Sounds simple ? yes, it may sound simple.. but in reality most of RF compononents are not only a technology but also an arts. The reason why this needs to art is as follows :
As any other form of art, it may take whole of your life to make it mature and satisfactory and it can never be achieved only by logics and theories. It would need a lot of creativity and never ending repetition of do-redo process.
My pages on RF would start with very beginner's level mostly for those who just started in this area and most of the contents will start with big pictures and overall concepts. It will take at least one or two years to improve these to the level which would help those who is working in this area as a serious engineer.
Before I go into the details of each RF components and subjects, let's briefly review the typical RF system and evolution of the system.
The three illustrations shown here is showing 'Reciever' path, but 'Transmitter' path is also very similar if you just replace 'LNA' part with PA (Power Amplifier) and change the direction of arrows.
Type 1 : Super heterodyne structure. I think this is still the most common architecture of RF system and it uses most of RF components we can think of. Basically there are three major sections in this system, RF-IF-Baseband. The existence of IF section is the main characteristics of Super Heterodyne structure. Even though this architecture is very complicated and you may need a lot of tunings for each of the components, you may get the best quality of signals. Most of the system which have to handle high power/high frequency or which have to achieve very high quality signal, e.g, base station or RF test equipments still use this architecture. As far as I remember, most of the mobile phone used this architecture even untile 5~6 years ago (around 2007)
Type 2 : Homodyne (Direct Conversion). Second type of the architecture is the one without IF section. It means that the signal get converted directly from RF to baseband and baseband to RF. That's why it is called 'Direct Conversion'. There used to be technical issues (e.g, DC offset or noise removal) and it is hard to do direct conversion when the RF frequency is very high. But the benefit for this system would be obvious.

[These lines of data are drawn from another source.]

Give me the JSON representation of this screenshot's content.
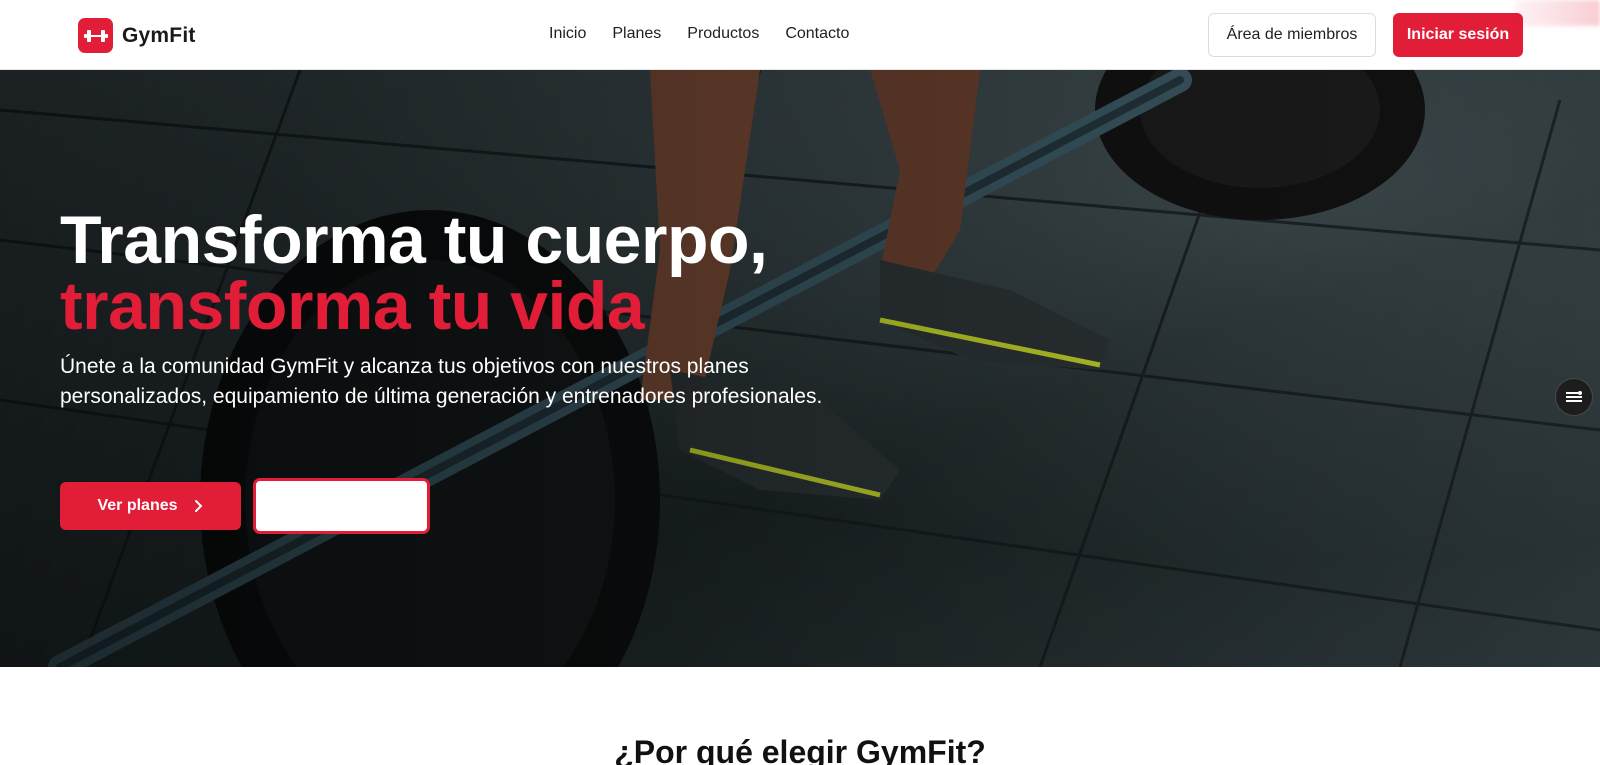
{
  "brand": {
    "name": "GymFit",
    "accent_color": "#e11d38",
    "icon": "dumbbell-icon"
  },
  "nav": {
    "items": [
      {
        "label": "Inicio"
      },
      {
        "label": "Planes"
      },
      {
        "label": "Productos"
      },
      {
        "label": "Contacto"
      }
    ]
  },
  "header_actions": {
    "members_label": "Área de miembros",
    "login_label": "Iniciar sesión"
  },
  "hero": {
    "title_line1": "Transforma tu cuerpo,",
    "title_line2": "transforma tu vida",
    "subtitle": "Únete a la comunidad GymFit y alcanza tus objetivos con nuestros planes personalizados, equipamiento de última generación y entrenadores profesionales.",
    "primary_cta": "Ver planes",
    "primary_cta_icon": "chevron-right-icon",
    "secondary_cta": "",
    "float_icon": "menu-list-icon"
  },
  "features": {
    "title": "¿Por qué elegir GymFit?"
  }
}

Less component, less cost and probably/hopefully less trouble for tuning components.
Now technology has been improved and mature enough to make practical use of this architecture in some area. As far as I know, most of the mobile phone we see in the market now (2013 as of now) would use this kind of architecture.

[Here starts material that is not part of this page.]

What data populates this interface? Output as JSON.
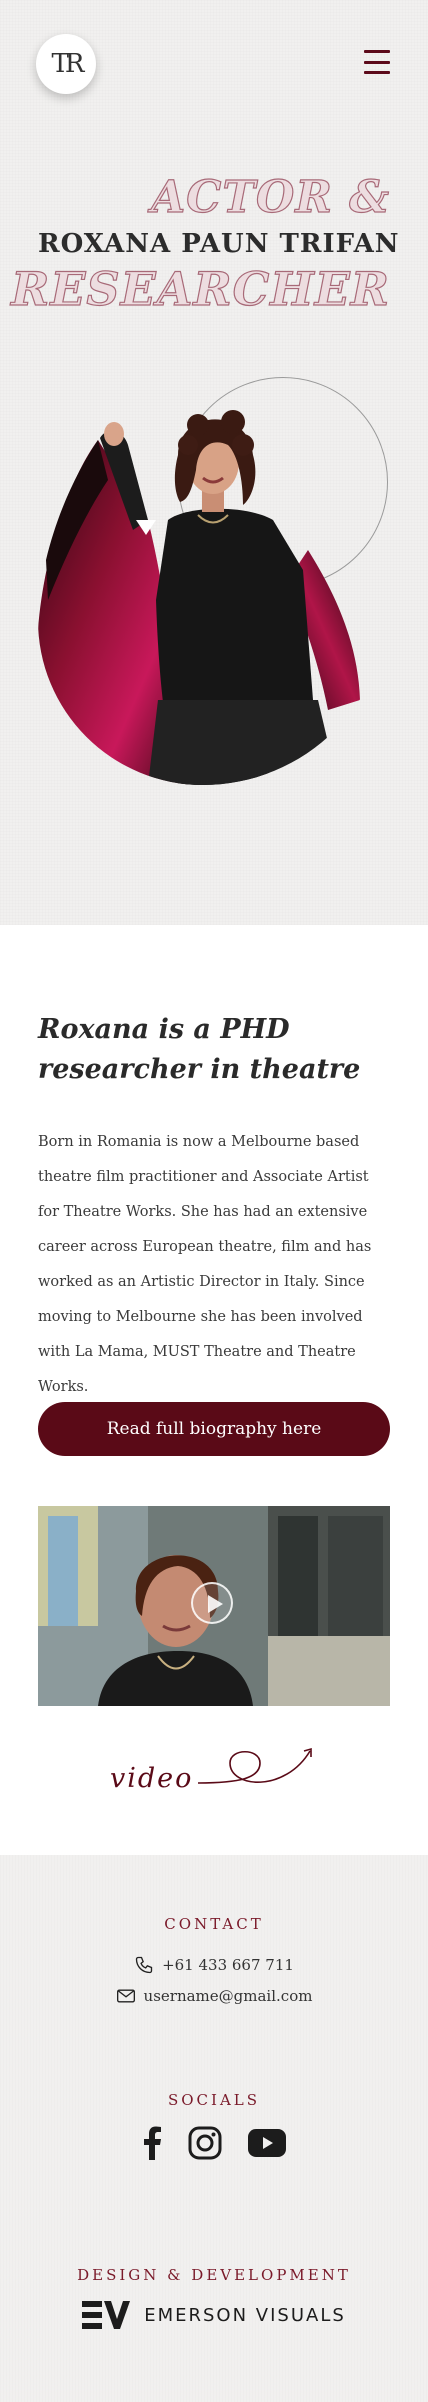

Type 3 : DigRF. This architecture would be the most recent and advanced form. The basic idea would be to simplify the RF system even simpler (comparing to type 1 and 2) by putting most of RF components into a single RF IC chip and communicate directly with the baseband chipset. The DigRF chipset has two different type of interfaces. On one side, there is interface which transmit and receive RF signal and on the other side there is interface which send and receive baseband signal. This architecture is not very widely accepted, but it has been used for a couple of years in some mobile phone and it is getting wider and wider ground as mobile phone technology evolves (e.g, from GSM/CDMA to UMTS and from UMTS to LTE.)

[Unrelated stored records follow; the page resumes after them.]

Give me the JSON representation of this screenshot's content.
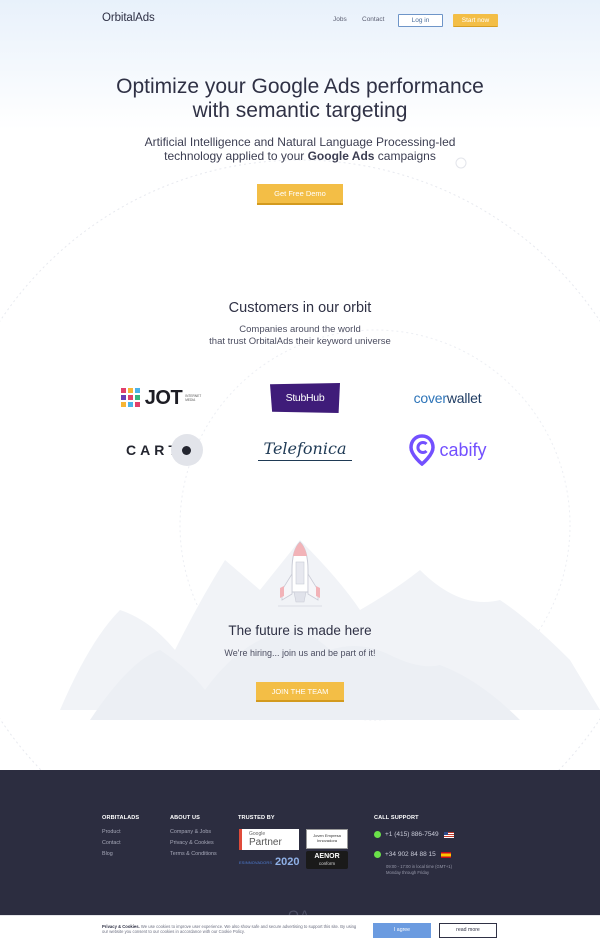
{
  "nav": {
    "logo": "OrbitalAds",
    "jobs": "Jobs",
    "contact": "Contact",
    "login": "Log in",
    "start": "Start now"
  },
  "hero": {
    "headline_line1": "Optimize your Google Ads performance",
    "headline_line2": "with semantic targeting",
    "sub_line1": "Artificial Intelligence and Natural Language Processing-led",
    "sub_line2_pre": "technology applied to your ",
    "sub_line2_bold": "Google Ads",
    "sub_line2_post": " campaigns",
    "cta": "Get Free Demo"
  },
  "customers": {
    "title": "Customers in our orbit",
    "sub_line1": "Companies around the world",
    "sub_line2": "that trust OrbitalAds their keyword universe",
    "logos": {
      "jot": "JOT",
      "jot_small": "INTERNET MEDIA",
      "stubhub": "StubHub",
      "coverwallet_a": "cover",
      "coverwallet_b": "wallet",
      "carto": "CART",
      "telefonica": "Telefonica",
      "cabify": "cabify"
    }
  },
  "future": {
    "title": "The future is made here",
    "sub": "We're hiring... join us and be part of it!",
    "cta": "JOIN THE TEAM"
  },
  "footer": {
    "col1_head": "ORBITALADS",
    "col1_links": [
      "Product",
      "Contact",
      "Blog"
    ],
    "col2_head": "ABOUT US",
    "col2_links": [
      "Company & Jobs",
      "Privacy & Cookies",
      "Terms & Conditions"
    ],
    "col3_head": "TRUSTED BY",
    "google_partner_small": "Google",
    "google_partner_big": "Partner",
    "joven_line1": "Joven Empresa",
    "joven_line2": "Innovadora",
    "aenor": "AENOR",
    "aenor_sub": "conform",
    "es_label": "ESINNOVADORS",
    "es_num": "2020",
    "col4_head": "CALL SUPPORT",
    "phone_us": "+1 (415) 886-7549",
    "phone_es": "+34 902 84 88 15",
    "hours_line1": "09:00 - 17:00 in local time (GMT+1)",
    "hours_line2": "Monday through Friday",
    "oa": "OA"
  },
  "cookie": {
    "bold": "Privacy & Cookies.",
    "text": " We use cookies to improve user experience. We also show safe and secure advertising to support this site. By using our website you consent to our cookies in accordance with our Cookie Policy.",
    "agree": "I agree",
    "read_more": "read more"
  }
}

If you are interested in further details DigRF, refer to following links.
The illustrations shown above shows only a single direction (reciever path) to make it simpler, but most communication system has both reciever path and transmitter path as shown below. You would notice that overall picture is very similar between reciever path and transmitter path. This would be good enough for high level understanding, but if you are the RF engineer working on this you would know a lot of subtle differences among the components being used for reciever path and transmitter path.